Burns was René Redzepi’s sous chef at Noma in Copenhagen, and the experience shaped his palate to favor Nordic tastes. It doesn’t get much more Nordic than gravlax, beet root, and licorice. Yet the cure was light enough that the dish turned out to be surprisingly subtle. The trout was cured with sea salt, Demerara sugar (a coarse, raw sugar), and licorice powder. Slightly bitter dandelion greens and toasted rye crumbs provided crunchy contrast to the soft trout and beet. The beer pairing was Blackberry Farm Abbey Blonde, a light ale made with a Pilsner malt. The beer has a slightly sweet, earthy flavor profile and a rounded mouth feel. One sip brought out the Demerara sugar in the trout cure and the earthy toast of the rye crumbs for a completely altered taste experience.

When Burns is choosing a beer to pair with a dish, he explains, he looks for the secondary flavors of the food. “I might put four or five flavors together on a plate,” he explained. “I want the beer to highlight maybe the third or even fourth flavor.”

Sea bass with an IPA

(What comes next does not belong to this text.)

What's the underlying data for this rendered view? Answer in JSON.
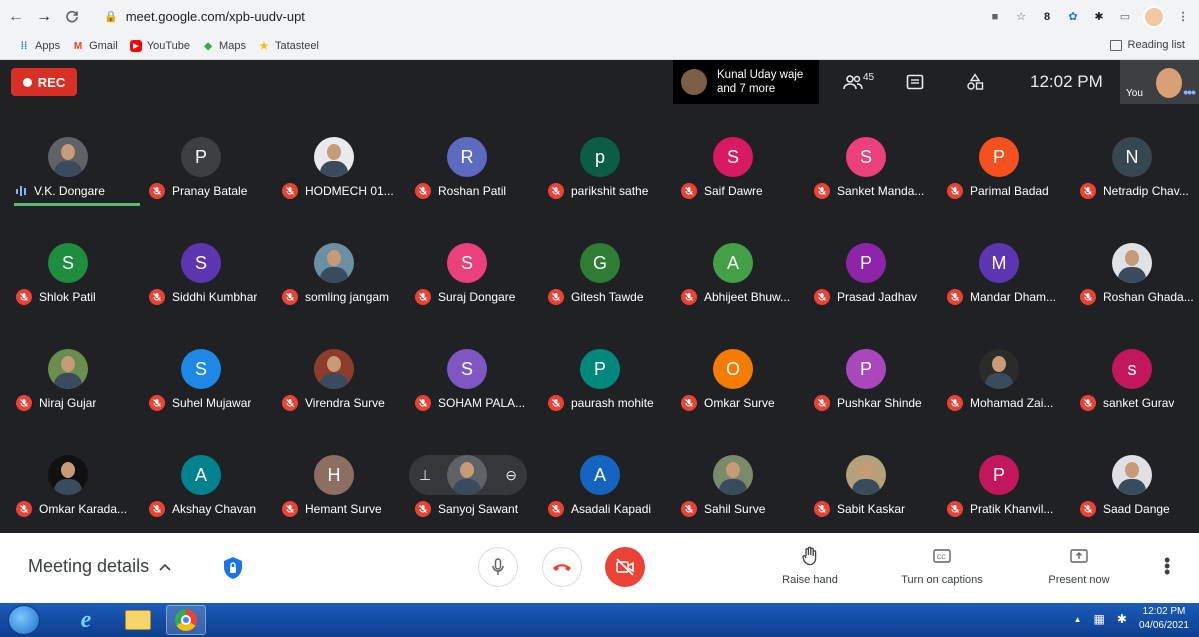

sea bass with beer dinner Burns prepared a small portion of sea bass with a few pieces of grilled salsify and two purées on the plate—one of fennel, the other of the minty Asian vegetable shiso. The fish and the salsify (which tastes like mild artichoke heart) were both mild. Their flavors were almost secondary to the intensity of the two purées. But it was the beer pairing that accomplished that gastronomic bait and switch.

Burns and the Harvest team picked Evil Twin Citra Sunshine Slacker for the pairing. It’s a beer we’d usually serve with bar snacks instead of real food. It’s an acquired taste, we think, because the Citra hop is so astringent. Drinking it is a little like biting into a grapefruit. But with this dish, the low-alcohol IPA expresses its secondary herbal notes nicely. It assumes a lemon-y quality that provided some punch to the anise of the fennel and the grassy-minty quality of the shiso. Call it the battle of botanicals, but it works.

With a new craft brewery opening up a few blocks from our house next month, we think we’ll get our growlers filled and see what summer bounty might benefit from being served with a little malt and hops. It’s kind of like deciding the wine to drink before picking the menu.

15

07 2016